Co-Op Program Targets Children with Asthma

The two Wilmington University Allied Health graduates are talking about their experience in a cooperative education program with the American Lung Association, arranged through the University’s College of Health Professions.

Amy Lovenguth calls it “the best decision I made to help further my education.” Valeri Holbert says, “It really helped me work on my communications skills and refine how I talk with individuals.”

The two Wilmington University Allied Health graduates are talking about their experience in a cooperative education program with the American Lung Association, arranged through the University’s College of Health Professions.

For both the working mothers, their co-op work focused on asthma. The most common chronic condition among children under the age of 18, asthma affects 6.3 million and is the leading cause of missed school days among students ages 5 to 17.

Lovenguth, who lives in Ridley Park, Pennsylvania, graduated summa cum laude in May and was the recipient of the Trustees’ Award for Scholarship in Health Professions. Her co-op lasted 14 weeks, during which she put in 14–21 hours a week in what she calls “a very flexible schedule” that accommodated her job as a respiratory therapist at Symbria Rehab and COPD Educator at the United Methodist Communities in Collingswood, New Jersey.

Trained as an educator for the Open Airways program, Lovenguth had a variety of duties during the co-op. She taught asthma education to children with asthma at Warner Elementary School in Wilmington, created an Asthma Education program for school nurses in Delaware, and spoke to a Wilmington HIV support group about asthma and smoking. “Also,” she says, “I made fact-sheets on allergic asthma and E-cigarettes for parents that would be handed out at summer asthma camp.” Lovenguth worked with school nurse and Site Supervisor Fran Russo-Avena, who is a graduate of WilmU’s nursing program.

Holbert, who lives in Newark, Delaware, is currently a Work Study intern with the Transitional Assistance Team helping coordinate spinal cord injury veterans at the Veterans Administration Medical Center in Wilmington. She had duties similar to Lovenguth’s during two 15-week co-ops. Besides serving as an asthma education facilitator at Warner, she represented the ALA at several asthma and lung-fassociated outreach events.

“I loved going to the outreach events,” says Holbert. “It really helped me work on my communications skills and refine how I talk with individuals.”

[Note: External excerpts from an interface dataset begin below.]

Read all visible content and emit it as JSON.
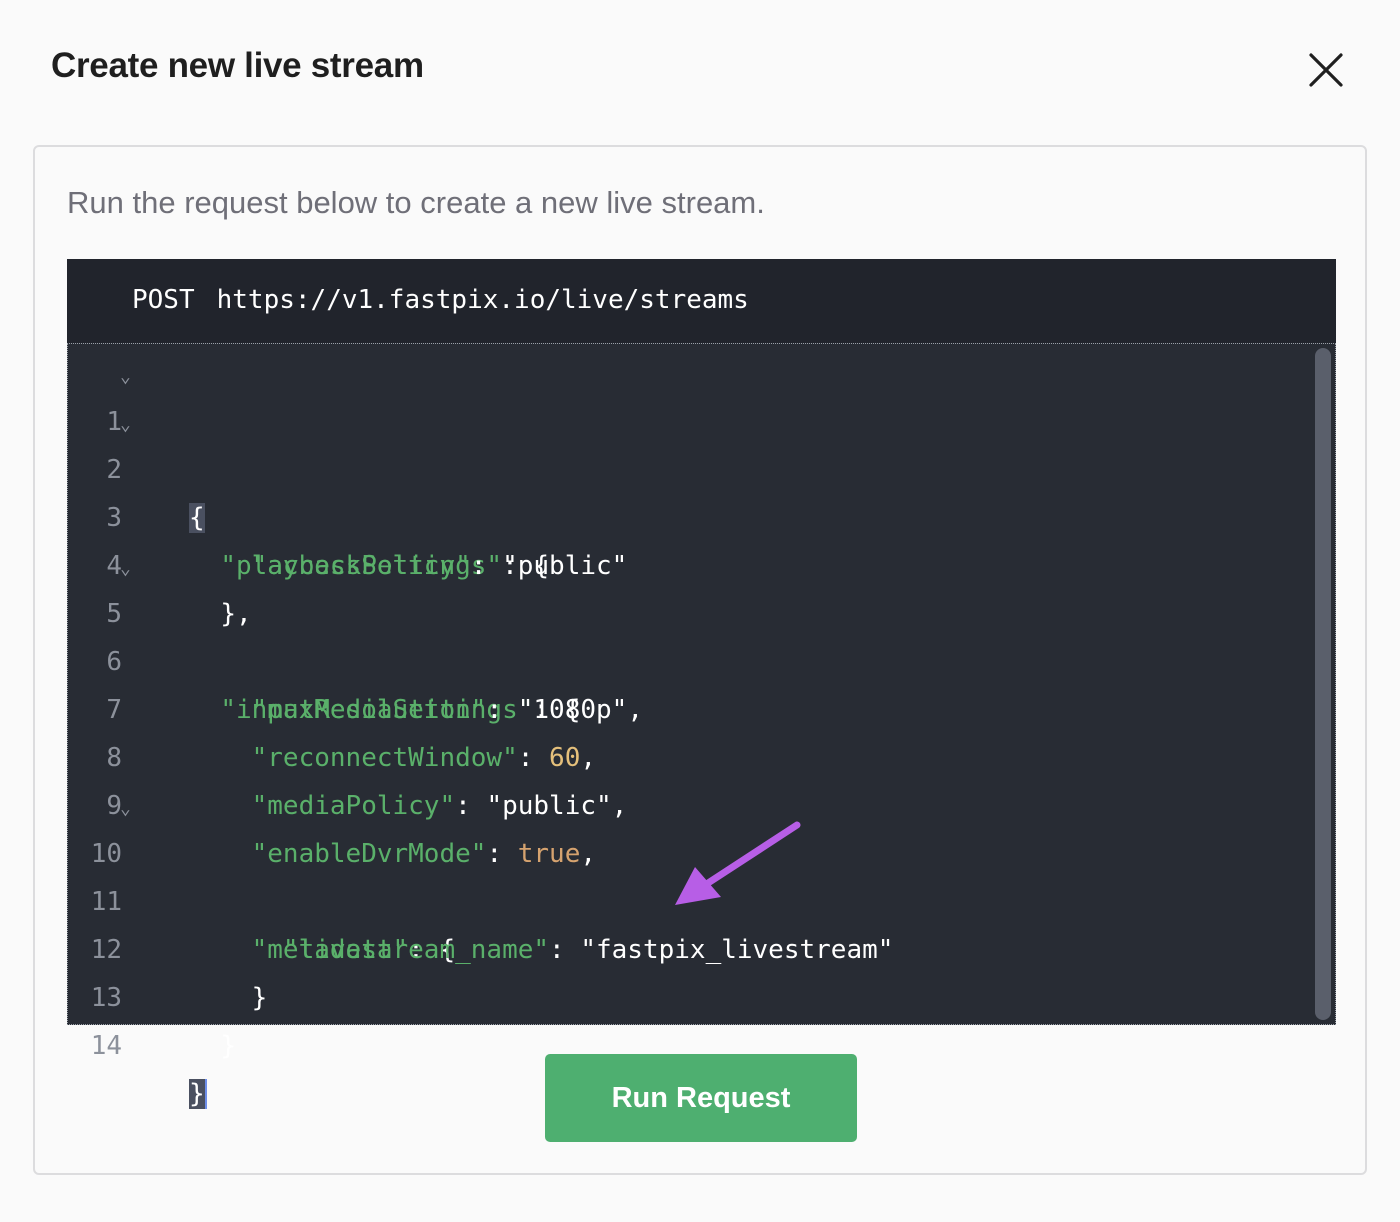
{
  "modal": {
    "title": "Create new live stream",
    "close_icon": "close-icon"
  },
  "panel": {
    "subtitle": "Run the request below to create a new live stream."
  },
  "request": {
    "method": "POST",
    "url": "https://v1.fastpix.io/live/streams"
  },
  "code": {
    "lines": [
      {
        "num": "1",
        "fold": true
      },
      {
        "num": "2",
        "fold": true
      },
      {
        "num": "3",
        "fold": false
      },
      {
        "num": "4",
        "fold": false
      },
      {
        "num": "5",
        "fold": true
      },
      {
        "num": "6",
        "fold": false
      },
      {
        "num": "7",
        "fold": false
      },
      {
        "num": "8",
        "fold": false
      },
      {
        "num": "9",
        "fold": false
      },
      {
        "num": "10",
        "fold": true
      },
      {
        "num": "11",
        "fold": false
      },
      {
        "num": "12",
        "fold": false
      },
      {
        "num": "13",
        "fold": false
      },
      {
        "num": "14",
        "fold": false
      }
    ],
    "tokens": {
      "open_brace": "{",
      "close_brace": "}",
      "playbackSettings_key": "\"playbackSettings\"",
      "accessPolicy_key": "\"accessPolicy\"",
      "accessPolicy_val": "\"public\"",
      "inputMediaSettings_key": "\"inputMediaSettings\"",
      "maxResolution_key": "\"maxResolution\"",
      "maxResolution_val": "\"1080p\"",
      "reconnectWindow_key": "\"reconnectWindow\"",
      "reconnectWindow_val": "60",
      "mediaPolicy_key": "\"mediaPolicy\"",
      "mediaPolicy_val": "\"public\"",
      "enableDvrMode_key": "\"enableDvrMode\"",
      "enableDvrMode_val": "true",
      "metadata_key": "\"metadata\"",
      "livestream_name_key": "\"livestream_name\"",
      "livestream_name_val": "\"fastpix_livestream\""
    }
  },
  "actions": {
    "run_label": "Run Request"
  },
  "colors": {
    "accent_green": "#4eaf70",
    "annotation_arrow": "#b75ee6",
    "editor_bg": "#282c34",
    "json_key": "#5ab06a"
  }
}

She completed her undergraduate work in the fall of 2017, then continued in the master’s program. She expects to complete her MSM in December.

Like Lovenguth, she found her classroom work especially meaningful. “As the Asthma Education facilitator, I recognized that the students understood the information we talked about and started to utilize the knowledge to better control their asthma,” says Holbert. “It is amazing when you truly grab someone’s interest and help them see how small changes to their lifestyle could dramatically improve their overall health.”

Both WilmU alums worked through Nicole Goldsboro, national manager, Lung Health Education. “I was program specialist when I worked with Valeri and Amy, and it was a great pleasure,” says Goldsborough. “Both of them went above and beyond to deliver the ALA’s Open Airways for Schools Program, and the students had a great time participating.”